◆ WORK REQUIRED ◆
Without the pictures, print the lines from the one holding "Enumerate this screenshot's" through the last line below, both included, exactly as they stand.
○ ○ ○
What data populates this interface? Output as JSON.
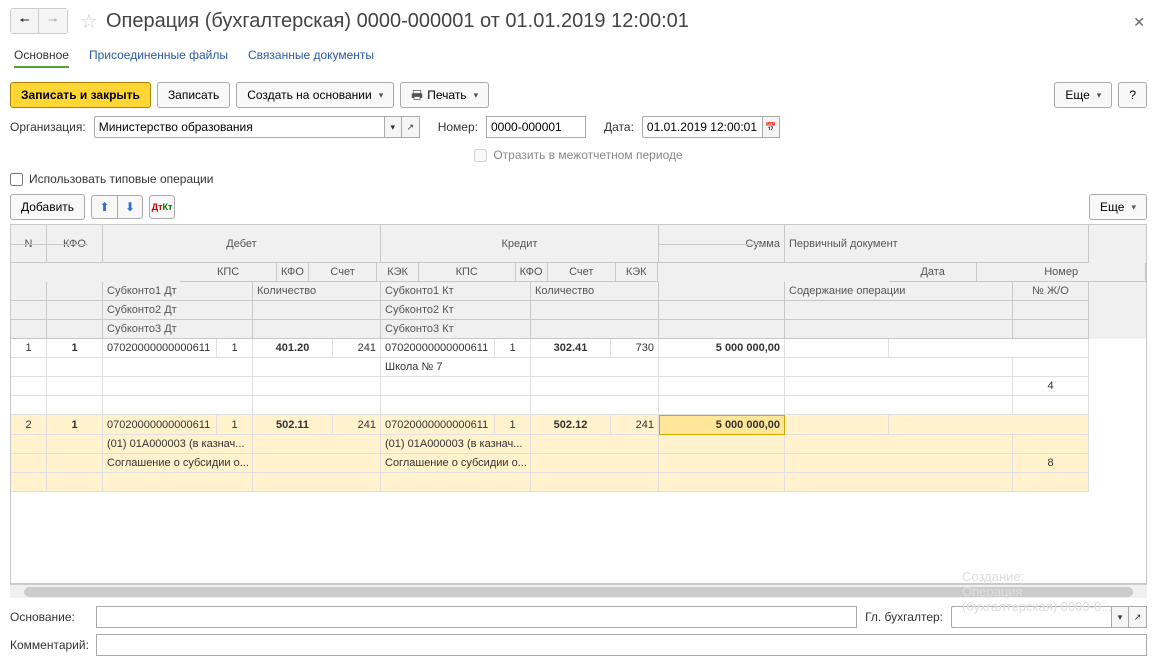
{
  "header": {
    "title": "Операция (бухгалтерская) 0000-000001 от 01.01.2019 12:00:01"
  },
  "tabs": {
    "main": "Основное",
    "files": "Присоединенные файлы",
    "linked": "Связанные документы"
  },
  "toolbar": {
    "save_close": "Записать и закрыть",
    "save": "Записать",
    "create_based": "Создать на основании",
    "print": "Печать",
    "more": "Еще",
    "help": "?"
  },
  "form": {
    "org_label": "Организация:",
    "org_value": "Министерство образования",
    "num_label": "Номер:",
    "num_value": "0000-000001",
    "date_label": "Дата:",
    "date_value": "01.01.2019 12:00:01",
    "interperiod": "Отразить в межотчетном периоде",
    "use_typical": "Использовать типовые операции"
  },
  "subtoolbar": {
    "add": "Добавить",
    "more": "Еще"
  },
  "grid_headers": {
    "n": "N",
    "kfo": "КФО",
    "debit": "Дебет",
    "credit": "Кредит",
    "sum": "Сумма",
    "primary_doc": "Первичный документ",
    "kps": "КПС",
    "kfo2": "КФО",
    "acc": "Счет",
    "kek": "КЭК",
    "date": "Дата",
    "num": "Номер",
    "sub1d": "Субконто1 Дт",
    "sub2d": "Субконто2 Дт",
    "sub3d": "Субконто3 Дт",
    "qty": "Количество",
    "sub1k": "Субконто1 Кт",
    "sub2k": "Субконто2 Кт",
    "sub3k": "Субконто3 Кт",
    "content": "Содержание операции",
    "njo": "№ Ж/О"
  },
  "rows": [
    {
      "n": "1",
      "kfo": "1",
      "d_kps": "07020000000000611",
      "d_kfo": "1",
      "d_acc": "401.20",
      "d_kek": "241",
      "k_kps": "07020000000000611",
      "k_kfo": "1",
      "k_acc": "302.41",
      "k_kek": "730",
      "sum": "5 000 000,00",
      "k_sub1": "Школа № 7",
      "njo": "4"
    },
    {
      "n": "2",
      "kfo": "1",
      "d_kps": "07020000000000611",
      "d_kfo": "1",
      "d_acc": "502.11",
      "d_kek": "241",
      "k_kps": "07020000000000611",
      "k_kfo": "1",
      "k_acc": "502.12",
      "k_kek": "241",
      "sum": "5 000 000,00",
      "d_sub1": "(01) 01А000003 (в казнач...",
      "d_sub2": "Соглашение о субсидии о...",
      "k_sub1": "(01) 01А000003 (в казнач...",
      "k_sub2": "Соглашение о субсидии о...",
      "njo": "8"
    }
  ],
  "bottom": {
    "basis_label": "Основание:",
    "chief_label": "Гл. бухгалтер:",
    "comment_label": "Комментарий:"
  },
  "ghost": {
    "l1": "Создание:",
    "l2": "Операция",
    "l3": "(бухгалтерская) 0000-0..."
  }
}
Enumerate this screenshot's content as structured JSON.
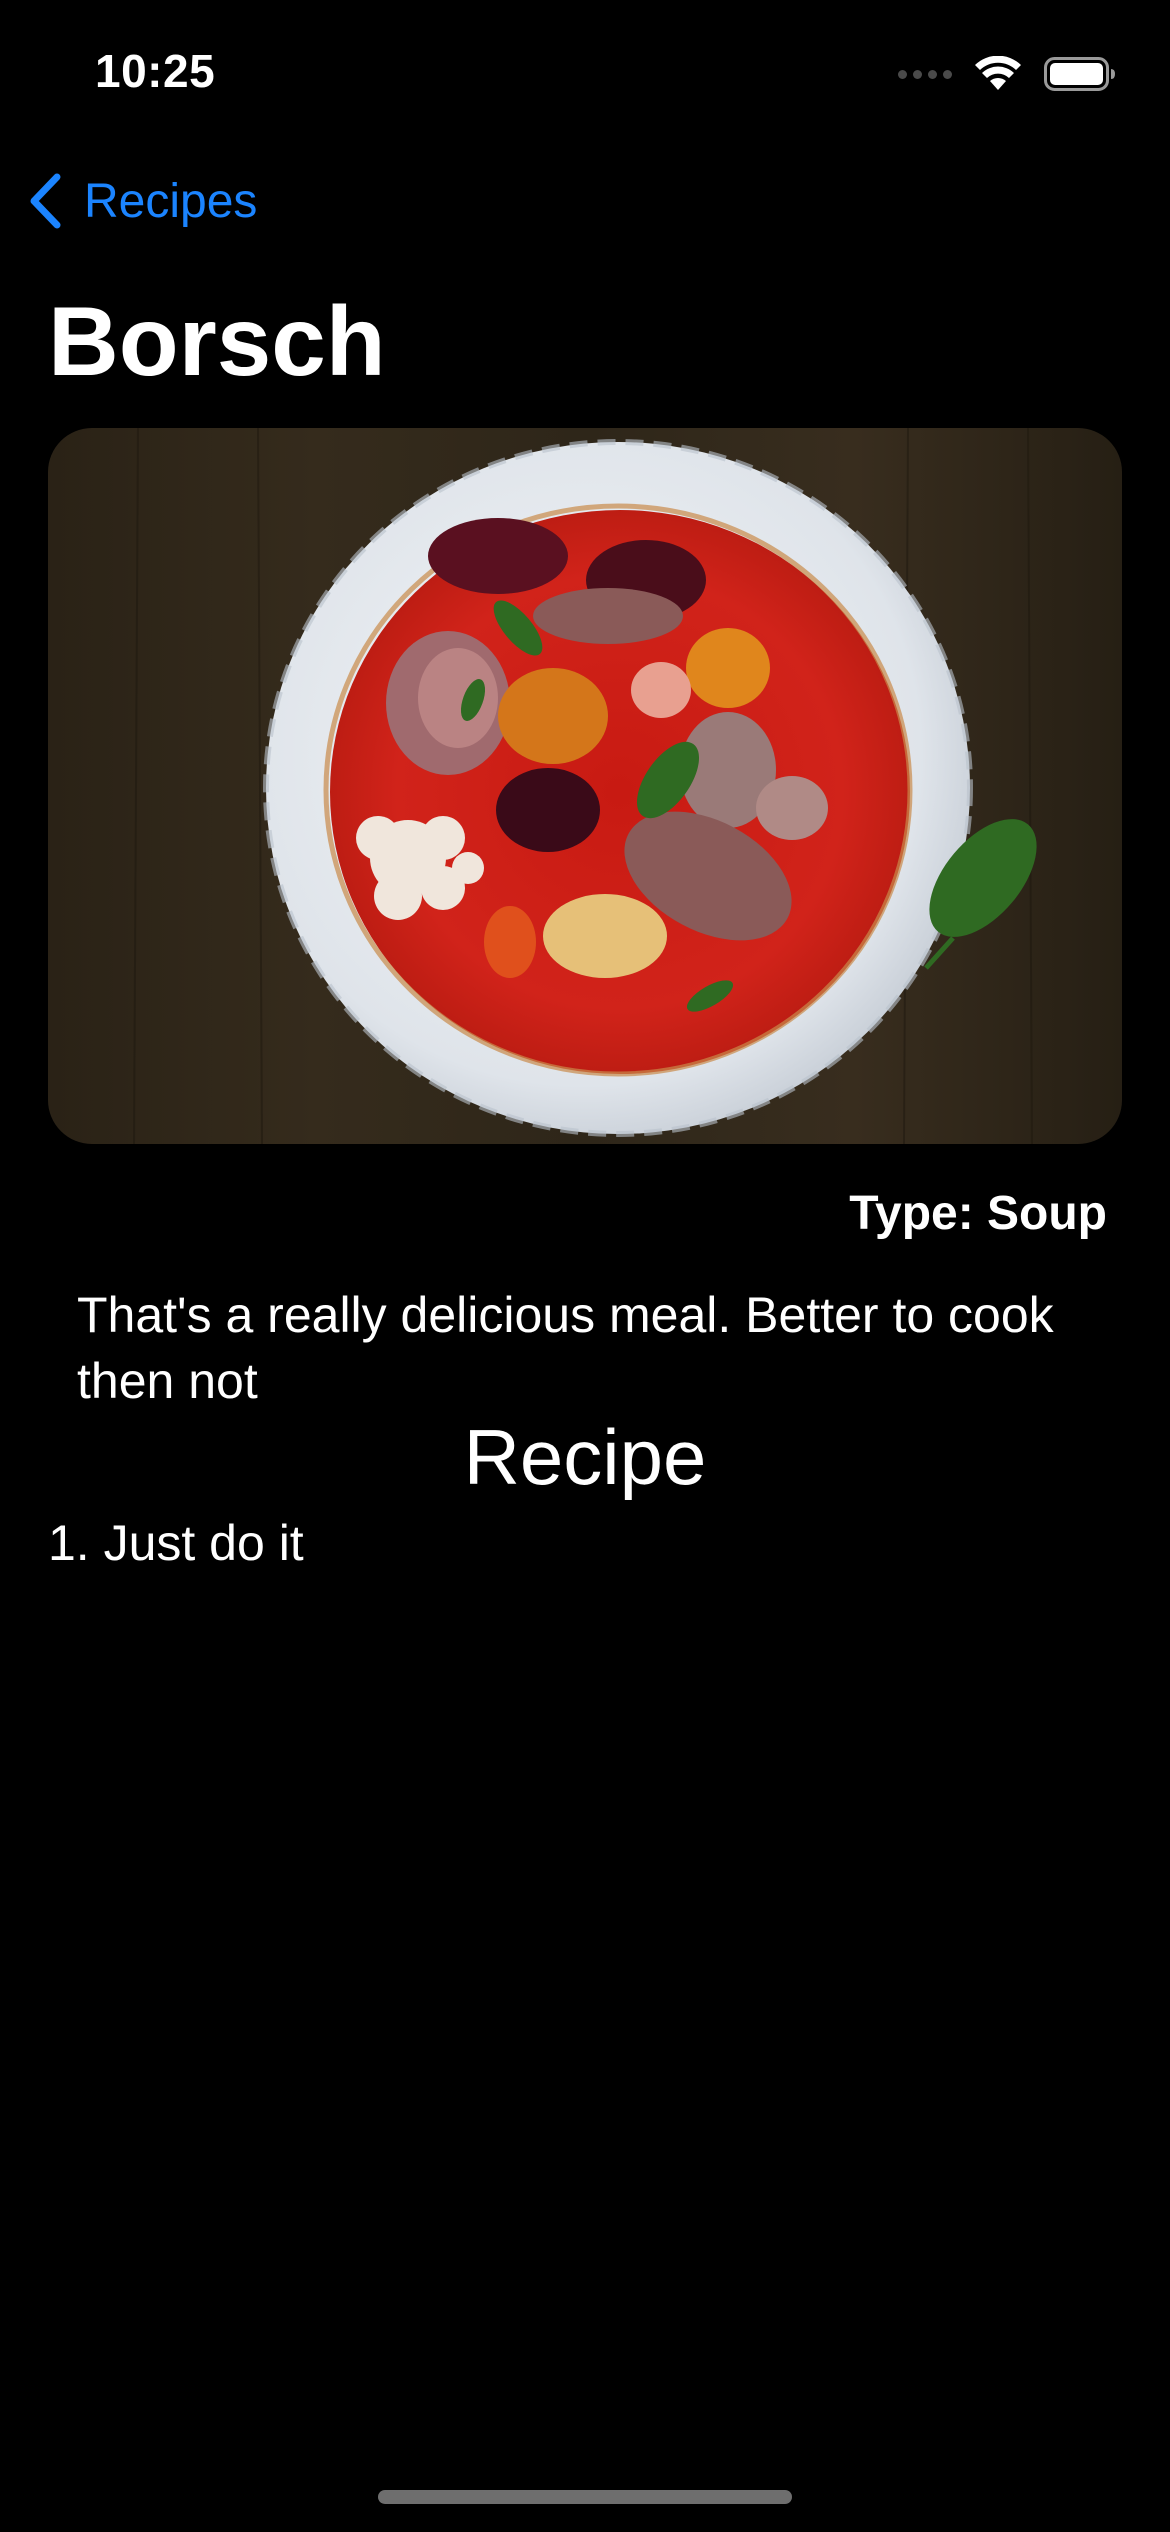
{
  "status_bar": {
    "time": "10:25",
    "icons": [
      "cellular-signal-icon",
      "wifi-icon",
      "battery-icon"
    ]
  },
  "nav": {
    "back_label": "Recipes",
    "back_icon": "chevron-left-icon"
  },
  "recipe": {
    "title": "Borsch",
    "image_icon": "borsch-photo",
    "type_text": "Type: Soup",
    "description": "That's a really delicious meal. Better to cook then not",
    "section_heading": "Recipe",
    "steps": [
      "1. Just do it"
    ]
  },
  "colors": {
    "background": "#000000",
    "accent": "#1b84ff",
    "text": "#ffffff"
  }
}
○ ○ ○
◆ SOLUTION TO THIS TASK ◆
Enumerate this screenshot's content as structured JSON.
{
  "status_bar": {
    "time": "10:25",
    "icons": [
      "cellular-signal-icon",
      "wifi-icon",
      "battery-icon"
    ]
  },
  "nav": {
    "back_label": "Recipes",
    "back_icon": "chevron-left-icon"
  },
  "recipe": {
    "title": "Borsch",
    "image_icon": "borsch-photo",
    "type_text": "Type: Soup",
    "description": "That's a really delicious meal. Better to cook then not",
    "section_heading": "Recipe",
    "steps": [
      "1. Just do it"
    ]
  },
  "colors": {
    "background": "#000000",
    "accent": "#1b84ff",
    "text": "#ffffff"
  }
}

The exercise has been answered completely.